BEGIN
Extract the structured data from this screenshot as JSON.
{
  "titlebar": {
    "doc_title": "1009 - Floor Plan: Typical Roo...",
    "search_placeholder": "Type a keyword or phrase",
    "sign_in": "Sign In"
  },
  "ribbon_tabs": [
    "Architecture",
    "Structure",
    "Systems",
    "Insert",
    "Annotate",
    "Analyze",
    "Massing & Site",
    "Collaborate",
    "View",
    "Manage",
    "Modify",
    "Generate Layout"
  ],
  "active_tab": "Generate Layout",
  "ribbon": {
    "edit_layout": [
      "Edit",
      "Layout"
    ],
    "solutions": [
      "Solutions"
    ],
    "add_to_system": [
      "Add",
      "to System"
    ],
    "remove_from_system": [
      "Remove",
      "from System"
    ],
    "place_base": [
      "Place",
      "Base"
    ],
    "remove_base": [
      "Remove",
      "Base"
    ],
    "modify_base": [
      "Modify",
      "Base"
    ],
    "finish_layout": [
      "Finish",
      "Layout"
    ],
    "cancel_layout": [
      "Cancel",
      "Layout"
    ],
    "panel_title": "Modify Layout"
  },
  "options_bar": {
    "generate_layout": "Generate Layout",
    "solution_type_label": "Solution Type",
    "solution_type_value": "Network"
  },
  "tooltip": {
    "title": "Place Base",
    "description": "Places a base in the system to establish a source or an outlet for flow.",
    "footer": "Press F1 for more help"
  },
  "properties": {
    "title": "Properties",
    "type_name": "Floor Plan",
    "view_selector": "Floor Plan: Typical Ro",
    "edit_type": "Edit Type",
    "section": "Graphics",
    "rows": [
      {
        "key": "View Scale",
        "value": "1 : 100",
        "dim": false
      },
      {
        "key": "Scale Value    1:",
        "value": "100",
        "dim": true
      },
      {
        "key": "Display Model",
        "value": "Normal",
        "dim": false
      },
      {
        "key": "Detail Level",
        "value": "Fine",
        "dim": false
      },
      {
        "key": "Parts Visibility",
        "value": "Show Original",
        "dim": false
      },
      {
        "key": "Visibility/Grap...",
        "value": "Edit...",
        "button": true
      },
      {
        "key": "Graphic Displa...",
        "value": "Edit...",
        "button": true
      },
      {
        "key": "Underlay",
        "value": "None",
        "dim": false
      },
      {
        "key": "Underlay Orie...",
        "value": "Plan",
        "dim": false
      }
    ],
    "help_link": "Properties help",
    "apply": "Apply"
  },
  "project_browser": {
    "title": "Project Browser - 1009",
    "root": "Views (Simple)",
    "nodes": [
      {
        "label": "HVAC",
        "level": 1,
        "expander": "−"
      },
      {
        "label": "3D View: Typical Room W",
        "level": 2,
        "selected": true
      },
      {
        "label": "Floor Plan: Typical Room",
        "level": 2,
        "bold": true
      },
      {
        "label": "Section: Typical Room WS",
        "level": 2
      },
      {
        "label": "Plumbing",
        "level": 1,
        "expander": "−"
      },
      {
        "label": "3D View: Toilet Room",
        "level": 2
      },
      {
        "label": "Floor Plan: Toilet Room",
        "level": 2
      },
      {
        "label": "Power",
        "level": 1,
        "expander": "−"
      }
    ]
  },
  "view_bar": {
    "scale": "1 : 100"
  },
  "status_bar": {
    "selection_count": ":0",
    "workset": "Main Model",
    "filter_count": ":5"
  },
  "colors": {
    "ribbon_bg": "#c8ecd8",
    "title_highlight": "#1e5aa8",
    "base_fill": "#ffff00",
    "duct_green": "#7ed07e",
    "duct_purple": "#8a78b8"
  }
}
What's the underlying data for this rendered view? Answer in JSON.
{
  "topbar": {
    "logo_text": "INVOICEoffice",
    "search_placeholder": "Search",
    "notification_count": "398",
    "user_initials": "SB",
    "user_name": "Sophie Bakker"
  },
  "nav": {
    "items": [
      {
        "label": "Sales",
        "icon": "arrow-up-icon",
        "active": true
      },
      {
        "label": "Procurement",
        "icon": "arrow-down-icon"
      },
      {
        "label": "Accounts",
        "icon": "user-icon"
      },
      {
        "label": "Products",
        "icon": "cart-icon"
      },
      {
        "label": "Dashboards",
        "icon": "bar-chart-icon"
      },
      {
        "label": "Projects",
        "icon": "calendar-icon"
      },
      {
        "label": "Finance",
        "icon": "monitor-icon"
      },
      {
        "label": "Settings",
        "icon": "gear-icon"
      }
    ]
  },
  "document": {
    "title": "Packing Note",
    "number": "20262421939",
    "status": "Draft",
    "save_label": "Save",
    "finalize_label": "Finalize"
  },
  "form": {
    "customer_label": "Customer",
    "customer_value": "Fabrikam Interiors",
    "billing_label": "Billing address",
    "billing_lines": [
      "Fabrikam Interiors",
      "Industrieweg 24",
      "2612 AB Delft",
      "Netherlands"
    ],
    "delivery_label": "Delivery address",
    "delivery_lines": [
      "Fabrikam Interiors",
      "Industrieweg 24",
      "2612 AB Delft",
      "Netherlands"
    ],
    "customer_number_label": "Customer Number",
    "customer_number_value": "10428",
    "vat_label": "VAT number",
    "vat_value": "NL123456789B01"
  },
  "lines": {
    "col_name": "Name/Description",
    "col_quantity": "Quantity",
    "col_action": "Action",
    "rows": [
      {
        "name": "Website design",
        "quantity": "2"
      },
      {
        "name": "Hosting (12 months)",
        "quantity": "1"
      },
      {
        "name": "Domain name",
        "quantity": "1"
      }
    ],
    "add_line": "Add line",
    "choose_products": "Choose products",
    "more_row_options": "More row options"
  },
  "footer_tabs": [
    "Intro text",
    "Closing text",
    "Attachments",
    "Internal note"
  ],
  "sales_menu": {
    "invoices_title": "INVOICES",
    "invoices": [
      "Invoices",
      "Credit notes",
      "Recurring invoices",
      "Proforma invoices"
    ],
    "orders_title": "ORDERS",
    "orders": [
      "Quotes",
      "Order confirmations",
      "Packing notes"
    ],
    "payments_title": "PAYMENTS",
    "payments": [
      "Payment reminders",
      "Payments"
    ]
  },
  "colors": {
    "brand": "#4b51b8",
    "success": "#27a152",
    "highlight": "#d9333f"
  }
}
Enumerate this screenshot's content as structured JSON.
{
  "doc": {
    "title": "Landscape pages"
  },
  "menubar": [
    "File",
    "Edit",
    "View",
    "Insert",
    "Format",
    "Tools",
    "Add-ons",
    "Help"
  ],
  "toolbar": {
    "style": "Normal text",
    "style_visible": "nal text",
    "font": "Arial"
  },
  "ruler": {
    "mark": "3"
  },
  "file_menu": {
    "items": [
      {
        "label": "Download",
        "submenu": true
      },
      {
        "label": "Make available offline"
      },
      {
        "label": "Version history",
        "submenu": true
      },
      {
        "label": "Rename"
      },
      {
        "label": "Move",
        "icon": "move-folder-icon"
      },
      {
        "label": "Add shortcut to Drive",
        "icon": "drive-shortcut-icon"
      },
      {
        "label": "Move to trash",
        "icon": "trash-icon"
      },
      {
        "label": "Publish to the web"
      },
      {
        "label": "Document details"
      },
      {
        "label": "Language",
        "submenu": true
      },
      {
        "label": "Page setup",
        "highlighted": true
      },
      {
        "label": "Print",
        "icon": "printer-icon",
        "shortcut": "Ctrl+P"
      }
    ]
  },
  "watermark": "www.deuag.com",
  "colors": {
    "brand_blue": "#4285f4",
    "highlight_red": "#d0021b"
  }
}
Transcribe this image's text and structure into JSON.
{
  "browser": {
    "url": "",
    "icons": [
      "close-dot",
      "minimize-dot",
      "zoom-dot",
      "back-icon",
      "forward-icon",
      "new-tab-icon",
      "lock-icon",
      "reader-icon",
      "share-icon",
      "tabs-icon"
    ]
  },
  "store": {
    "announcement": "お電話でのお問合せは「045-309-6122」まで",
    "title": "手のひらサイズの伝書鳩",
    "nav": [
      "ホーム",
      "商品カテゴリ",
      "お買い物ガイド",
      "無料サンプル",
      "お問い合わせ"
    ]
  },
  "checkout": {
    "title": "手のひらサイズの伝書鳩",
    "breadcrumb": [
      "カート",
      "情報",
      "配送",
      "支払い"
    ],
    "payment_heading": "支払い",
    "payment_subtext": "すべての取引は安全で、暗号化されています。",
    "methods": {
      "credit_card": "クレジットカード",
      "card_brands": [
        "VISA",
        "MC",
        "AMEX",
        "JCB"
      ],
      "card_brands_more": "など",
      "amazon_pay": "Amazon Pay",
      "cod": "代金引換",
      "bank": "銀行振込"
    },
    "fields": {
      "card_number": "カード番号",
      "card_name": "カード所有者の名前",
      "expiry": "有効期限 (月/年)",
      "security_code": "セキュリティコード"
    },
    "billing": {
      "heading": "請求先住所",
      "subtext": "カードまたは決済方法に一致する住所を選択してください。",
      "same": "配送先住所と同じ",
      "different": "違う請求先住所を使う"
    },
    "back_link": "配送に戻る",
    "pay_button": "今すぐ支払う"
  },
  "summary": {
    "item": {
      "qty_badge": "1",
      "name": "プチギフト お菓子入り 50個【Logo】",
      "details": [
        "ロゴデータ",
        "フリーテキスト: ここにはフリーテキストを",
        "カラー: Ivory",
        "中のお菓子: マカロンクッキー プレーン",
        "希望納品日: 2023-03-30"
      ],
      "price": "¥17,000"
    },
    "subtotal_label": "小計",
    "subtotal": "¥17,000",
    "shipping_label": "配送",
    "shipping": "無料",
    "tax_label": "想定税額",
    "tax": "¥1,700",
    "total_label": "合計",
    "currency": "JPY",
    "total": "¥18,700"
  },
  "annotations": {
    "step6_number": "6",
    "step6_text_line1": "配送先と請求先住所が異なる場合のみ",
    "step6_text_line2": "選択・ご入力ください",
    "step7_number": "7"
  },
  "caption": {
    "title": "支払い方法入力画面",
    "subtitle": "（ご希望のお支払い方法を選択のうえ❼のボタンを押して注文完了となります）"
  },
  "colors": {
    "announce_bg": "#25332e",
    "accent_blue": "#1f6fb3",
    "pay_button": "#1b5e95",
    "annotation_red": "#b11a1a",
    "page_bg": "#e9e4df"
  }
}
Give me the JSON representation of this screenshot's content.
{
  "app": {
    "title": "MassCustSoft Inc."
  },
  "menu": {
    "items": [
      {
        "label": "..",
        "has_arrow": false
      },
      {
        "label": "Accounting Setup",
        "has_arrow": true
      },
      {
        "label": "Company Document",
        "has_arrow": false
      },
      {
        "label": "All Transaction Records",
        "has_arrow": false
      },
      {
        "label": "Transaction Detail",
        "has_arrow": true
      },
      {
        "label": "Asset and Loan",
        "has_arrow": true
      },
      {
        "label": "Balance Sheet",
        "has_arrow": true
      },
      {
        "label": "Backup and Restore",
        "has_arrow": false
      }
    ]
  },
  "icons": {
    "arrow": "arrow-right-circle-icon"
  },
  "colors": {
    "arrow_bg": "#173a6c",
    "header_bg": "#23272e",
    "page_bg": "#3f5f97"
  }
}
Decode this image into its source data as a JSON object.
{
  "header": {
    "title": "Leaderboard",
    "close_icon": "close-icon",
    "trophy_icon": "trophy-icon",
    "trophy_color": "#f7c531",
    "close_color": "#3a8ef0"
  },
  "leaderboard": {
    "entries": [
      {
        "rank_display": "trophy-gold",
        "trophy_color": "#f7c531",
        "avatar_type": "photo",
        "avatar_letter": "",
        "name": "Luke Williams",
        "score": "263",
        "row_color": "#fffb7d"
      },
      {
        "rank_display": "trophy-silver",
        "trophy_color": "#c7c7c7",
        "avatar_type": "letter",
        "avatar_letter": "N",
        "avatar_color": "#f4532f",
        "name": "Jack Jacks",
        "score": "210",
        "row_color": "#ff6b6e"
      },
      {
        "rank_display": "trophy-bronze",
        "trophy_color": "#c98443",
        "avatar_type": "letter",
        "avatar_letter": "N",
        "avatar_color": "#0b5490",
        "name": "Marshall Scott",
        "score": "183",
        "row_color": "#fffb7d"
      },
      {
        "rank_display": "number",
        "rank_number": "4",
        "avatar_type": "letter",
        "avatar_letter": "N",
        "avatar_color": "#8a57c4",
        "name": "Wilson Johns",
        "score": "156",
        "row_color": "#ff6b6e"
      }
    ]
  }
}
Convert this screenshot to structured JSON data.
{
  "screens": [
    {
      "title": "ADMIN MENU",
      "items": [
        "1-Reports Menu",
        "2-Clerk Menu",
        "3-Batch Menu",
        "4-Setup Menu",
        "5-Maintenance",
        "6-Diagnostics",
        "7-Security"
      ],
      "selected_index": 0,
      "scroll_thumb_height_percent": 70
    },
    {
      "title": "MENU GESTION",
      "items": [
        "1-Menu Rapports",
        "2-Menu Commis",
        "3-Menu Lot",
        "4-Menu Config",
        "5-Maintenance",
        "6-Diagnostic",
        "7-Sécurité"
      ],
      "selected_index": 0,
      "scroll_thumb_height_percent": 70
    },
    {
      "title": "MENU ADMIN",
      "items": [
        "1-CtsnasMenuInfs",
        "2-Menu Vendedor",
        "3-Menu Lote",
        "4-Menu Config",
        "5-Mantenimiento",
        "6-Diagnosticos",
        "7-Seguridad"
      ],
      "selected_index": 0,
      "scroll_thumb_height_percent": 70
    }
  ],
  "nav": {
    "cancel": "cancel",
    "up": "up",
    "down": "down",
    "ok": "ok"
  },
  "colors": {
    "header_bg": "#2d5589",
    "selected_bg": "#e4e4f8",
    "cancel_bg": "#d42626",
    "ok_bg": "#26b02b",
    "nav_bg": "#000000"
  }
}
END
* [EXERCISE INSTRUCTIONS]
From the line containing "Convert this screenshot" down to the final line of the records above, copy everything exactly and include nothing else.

* [WORKED SOLUTION]
Convert this screenshot to structured JSON data.
{
  "screens": [
    {
      "title": "ADMIN MENU",
      "items": [
        "1-Reports Menu",
        "2-Clerk Menu",
        "3-Batch Menu",
        "4-Setup Menu",
        "5-Maintenance",
        "6-Diagnostics",
        "7-Security"
      ],
      "selected_index": 0,
      "scroll_thumb_height_percent": 70
    },
    {
      "title": "MENU GESTION",
      "items": [
        "1-Menu Rapports",
        "2-Menu Commis",
        "3-Menu Lot",
        "4-Menu Config",
        "5-Maintenance",
        "6-Diagnostic",
        "7-Sécurité"
      ],
      "selected_index": 0,
      "scroll_thumb_height_percent": 70
    },
    {
      "title": "MENU ADMIN",
      "items": [
        "1-CtsnasMenuInfs",
        "2-Menu Vendedor",
        "3-Menu Lote",
        "4-Menu Config",
        "5-Mantenimiento",
        "6-Diagnosticos",
        "7-Seguridad"
      ],
      "selected_index": 0,
      "scroll_thumb_height_percent": 70
    }
  ],
  "nav": {
    "cancel": "cancel",
    "up": "up",
    "down": "down",
    "ok": "ok"
  },
  "colors": {
    "header_bg": "#2d5589",
    "selected_bg": "#e4e4f8",
    "cancel_bg": "#d42626",
    "ok_bg": "#26b02b",
    "nav_bg": "#000000"
  }
}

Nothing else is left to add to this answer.